The required result is every line of the records that includes "author".

=== Data records ===

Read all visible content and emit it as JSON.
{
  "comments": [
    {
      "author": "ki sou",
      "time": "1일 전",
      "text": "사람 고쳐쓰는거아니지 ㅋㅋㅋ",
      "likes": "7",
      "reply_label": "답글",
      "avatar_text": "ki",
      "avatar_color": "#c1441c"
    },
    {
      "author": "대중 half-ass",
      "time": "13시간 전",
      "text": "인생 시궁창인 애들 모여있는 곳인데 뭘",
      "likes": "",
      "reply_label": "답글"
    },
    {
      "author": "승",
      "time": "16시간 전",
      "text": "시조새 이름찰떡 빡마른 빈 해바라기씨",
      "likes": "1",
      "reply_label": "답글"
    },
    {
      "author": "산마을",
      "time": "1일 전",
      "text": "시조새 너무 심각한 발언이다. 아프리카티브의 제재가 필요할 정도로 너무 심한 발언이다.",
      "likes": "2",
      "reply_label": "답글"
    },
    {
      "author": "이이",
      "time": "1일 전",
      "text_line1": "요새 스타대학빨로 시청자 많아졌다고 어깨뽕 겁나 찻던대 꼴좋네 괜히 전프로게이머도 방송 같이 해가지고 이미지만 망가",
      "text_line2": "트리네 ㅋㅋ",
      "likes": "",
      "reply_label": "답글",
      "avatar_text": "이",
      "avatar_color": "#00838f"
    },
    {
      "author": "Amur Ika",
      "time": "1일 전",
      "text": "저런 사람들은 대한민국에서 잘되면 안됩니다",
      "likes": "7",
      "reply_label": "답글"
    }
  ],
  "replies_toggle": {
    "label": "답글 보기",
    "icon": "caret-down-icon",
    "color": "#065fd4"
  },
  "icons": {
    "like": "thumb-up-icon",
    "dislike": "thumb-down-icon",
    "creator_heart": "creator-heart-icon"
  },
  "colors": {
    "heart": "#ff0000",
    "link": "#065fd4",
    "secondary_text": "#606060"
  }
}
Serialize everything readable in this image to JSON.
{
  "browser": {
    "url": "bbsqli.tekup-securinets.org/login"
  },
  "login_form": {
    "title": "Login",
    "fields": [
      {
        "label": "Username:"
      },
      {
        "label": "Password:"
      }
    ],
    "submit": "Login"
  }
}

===

*Your response:*
      "author": "ki sou",
      "author": "대중 half-ass",
      "author": "승",
      "author": "산마을",
      "author": "이이",
      "author": "Amur Ika",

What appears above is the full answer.